WHAT YOU HAVE TO DO: Whenever the word "type" appears in a line of the data below, copy that line.

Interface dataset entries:
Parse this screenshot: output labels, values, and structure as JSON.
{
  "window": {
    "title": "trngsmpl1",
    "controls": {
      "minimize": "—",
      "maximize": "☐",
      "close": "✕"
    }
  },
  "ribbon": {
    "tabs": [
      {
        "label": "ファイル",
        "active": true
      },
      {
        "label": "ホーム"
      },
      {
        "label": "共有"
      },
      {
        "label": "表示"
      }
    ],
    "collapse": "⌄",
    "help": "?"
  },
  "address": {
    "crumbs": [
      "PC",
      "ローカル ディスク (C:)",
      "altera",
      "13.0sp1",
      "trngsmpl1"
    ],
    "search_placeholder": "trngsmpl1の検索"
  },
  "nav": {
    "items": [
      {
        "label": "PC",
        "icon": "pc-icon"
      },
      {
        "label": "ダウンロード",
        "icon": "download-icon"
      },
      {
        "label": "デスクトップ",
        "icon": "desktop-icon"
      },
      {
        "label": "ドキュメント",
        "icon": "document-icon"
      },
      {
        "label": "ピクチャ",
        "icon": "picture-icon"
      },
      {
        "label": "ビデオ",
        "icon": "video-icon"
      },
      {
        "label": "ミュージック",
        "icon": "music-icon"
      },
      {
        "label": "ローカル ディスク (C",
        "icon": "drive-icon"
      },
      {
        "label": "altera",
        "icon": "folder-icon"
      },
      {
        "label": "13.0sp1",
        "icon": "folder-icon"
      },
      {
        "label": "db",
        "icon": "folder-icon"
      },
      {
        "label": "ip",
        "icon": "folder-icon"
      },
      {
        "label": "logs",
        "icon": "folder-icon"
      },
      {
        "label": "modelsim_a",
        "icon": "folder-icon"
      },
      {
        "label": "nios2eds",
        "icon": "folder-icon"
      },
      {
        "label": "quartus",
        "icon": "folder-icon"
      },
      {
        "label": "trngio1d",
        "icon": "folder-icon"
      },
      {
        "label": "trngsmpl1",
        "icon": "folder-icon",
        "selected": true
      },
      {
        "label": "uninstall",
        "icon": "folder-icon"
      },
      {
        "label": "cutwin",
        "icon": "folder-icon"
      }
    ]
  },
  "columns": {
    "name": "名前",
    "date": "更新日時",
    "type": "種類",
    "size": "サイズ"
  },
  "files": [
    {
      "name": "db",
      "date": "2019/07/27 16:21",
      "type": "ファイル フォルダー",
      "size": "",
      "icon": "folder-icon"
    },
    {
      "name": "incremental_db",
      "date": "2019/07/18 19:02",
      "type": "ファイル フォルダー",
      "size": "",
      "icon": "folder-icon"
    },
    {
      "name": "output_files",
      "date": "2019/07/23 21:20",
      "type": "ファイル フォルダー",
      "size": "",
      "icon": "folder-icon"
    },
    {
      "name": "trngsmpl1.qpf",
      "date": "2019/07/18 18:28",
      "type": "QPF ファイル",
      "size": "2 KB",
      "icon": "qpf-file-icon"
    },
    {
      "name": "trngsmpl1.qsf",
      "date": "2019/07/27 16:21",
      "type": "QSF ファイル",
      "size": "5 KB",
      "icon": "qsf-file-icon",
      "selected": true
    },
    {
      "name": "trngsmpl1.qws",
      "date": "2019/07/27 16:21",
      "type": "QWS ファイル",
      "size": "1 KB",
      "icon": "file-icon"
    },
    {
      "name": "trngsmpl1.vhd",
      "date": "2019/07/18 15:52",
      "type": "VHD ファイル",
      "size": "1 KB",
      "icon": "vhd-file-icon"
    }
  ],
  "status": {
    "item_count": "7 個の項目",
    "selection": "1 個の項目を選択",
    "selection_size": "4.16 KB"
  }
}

RESULT FOR THIS TASK:
    "type": "種類",
      "type": "ファイル フォルダー",
      "type": "ファイル フォルダー",
      "type": "ファイル フォルダー",
      "type": "QPF ファイル",
      "type": "QSF ファイル",
      "type": "QWS ファイル",
      "type": "VHD ファイル",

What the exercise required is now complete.